↓↓↓

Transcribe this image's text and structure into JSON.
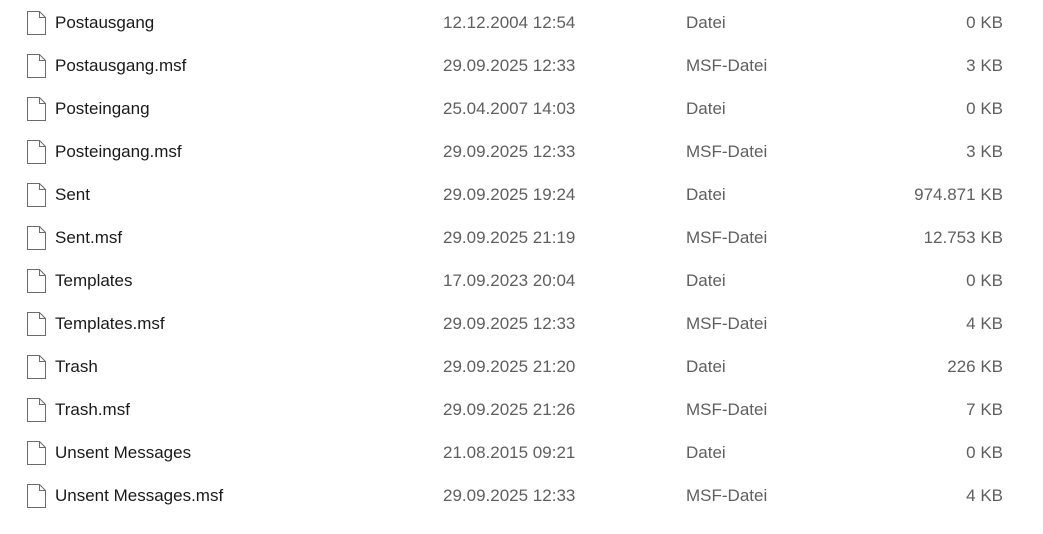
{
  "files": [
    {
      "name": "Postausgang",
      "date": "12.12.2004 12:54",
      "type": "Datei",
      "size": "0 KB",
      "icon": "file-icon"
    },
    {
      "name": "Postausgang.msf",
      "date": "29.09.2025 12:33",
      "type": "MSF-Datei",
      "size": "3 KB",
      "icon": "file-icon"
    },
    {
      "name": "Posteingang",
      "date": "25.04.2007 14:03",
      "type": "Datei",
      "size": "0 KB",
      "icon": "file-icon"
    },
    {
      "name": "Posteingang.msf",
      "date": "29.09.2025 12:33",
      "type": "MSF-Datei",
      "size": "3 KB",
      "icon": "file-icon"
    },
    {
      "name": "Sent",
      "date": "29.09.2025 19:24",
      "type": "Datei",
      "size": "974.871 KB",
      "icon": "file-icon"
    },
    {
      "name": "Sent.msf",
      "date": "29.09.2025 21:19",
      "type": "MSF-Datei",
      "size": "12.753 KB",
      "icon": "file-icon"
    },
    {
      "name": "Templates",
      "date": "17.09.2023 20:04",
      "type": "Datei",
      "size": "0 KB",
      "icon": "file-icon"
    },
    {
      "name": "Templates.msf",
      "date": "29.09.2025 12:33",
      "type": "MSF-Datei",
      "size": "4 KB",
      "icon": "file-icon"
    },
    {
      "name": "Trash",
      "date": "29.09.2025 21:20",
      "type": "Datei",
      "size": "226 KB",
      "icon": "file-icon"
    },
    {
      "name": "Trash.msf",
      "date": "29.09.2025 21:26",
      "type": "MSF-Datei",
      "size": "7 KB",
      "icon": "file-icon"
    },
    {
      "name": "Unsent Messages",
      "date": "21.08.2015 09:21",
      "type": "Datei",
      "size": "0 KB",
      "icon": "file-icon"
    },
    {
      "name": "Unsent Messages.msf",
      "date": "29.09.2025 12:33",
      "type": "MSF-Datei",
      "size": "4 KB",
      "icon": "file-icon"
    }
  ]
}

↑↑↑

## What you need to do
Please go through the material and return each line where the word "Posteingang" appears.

## Result of this exercise
      "name": "Posteingang",
      "name": "Posteingang.msf",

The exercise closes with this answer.